Hot vents on the seabed could have spontaneously produced the organic molecules necessary for life, according to a model which shows how the surfaces of mineral particles inside hydrothermal vents have similar chemical properties to enzymes, the biological molecules that govern chemical reactions in living organisms.
This means that vents are able to create simple carbon-based molecules, such as methanol and formic acid, out of the dissolved CO2 in the water. This would explain how some of the key building blocks for organic chemistry were already being formed in nature before life emerged - and may have played a role in the emergence of the first life forms.
As a modern bonus, it should how plastics and fuels could be synthesized from CO2 rather than oil.
The team combined laboratory experiments with supercomputer simulations to investigate the conditions under which the mineral particles would catalyze the conversion of CO2 into organic molecules. The experiments replicated the conditions present in deep sea vents, where hot and slightly alkaline water rich in dissolved CO2 passes over the mineral greigite (Fe3S4), located on the inside surfaces of the vents. These experiments hinted at the chemical processes that were underway. The simulations provided a molecule-by-molecule view of how the CO2 and greigite interacted, helping to make sense of what was being observed in the experiments. The computing power and programming expertise to accurately simulate the behaviur of individual molecules in this way has only become available in the past decade.

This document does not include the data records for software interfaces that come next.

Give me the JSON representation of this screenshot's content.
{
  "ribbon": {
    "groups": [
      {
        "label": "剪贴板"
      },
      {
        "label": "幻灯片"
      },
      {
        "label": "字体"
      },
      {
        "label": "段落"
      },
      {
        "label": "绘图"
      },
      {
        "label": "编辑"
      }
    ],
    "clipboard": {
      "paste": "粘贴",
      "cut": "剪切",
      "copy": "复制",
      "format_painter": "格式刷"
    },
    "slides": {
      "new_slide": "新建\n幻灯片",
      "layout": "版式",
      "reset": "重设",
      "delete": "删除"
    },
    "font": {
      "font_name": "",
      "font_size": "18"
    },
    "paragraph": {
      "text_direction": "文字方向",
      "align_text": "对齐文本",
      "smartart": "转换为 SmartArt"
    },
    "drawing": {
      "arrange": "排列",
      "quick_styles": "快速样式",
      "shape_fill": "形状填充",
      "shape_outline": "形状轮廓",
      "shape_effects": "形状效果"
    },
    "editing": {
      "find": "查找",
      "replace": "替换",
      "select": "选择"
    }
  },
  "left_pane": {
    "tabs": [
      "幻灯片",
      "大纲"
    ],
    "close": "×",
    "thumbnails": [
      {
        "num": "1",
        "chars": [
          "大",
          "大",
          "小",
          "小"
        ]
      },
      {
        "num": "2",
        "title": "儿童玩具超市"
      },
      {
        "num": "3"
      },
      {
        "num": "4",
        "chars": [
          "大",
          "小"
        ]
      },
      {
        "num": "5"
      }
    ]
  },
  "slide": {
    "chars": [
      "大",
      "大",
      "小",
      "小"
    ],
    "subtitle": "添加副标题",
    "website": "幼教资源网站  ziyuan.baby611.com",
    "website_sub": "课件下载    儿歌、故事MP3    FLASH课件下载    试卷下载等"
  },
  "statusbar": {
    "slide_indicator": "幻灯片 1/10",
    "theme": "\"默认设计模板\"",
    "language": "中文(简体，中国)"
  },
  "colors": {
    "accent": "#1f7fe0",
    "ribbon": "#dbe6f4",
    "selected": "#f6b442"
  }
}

"We found that the surfaces and crystal structures inside these vents act as catalysts, encouraging chemical changes in the material that settles on them," says Nathan Hollingsworth, a co-author of the study. "They behave much like enzymes do in living organisms, breaking down the bonds between carbon and oxygen atoms. This lets them combine with water to produce formic acid, acetic acid, methanol and pyruvic acid. Once you have simple carbon-based chemicals such as these, it opens the door to more complex carbon-based chemistry."
Theories about the emergence of life suggest that increasingly complex carbon-based chemistry led to self-replicating molecules - and, eventually, the appearance of the first cellular life forms. This research shows how one of the first steps in this journey may have occurred. It is proof that simple organic molecules can be synthesized in nature without living organisms being present. It also confirms that hydrothermal vents are a plausible location for at least part of this process to have occurred.
Published in Chemical Communications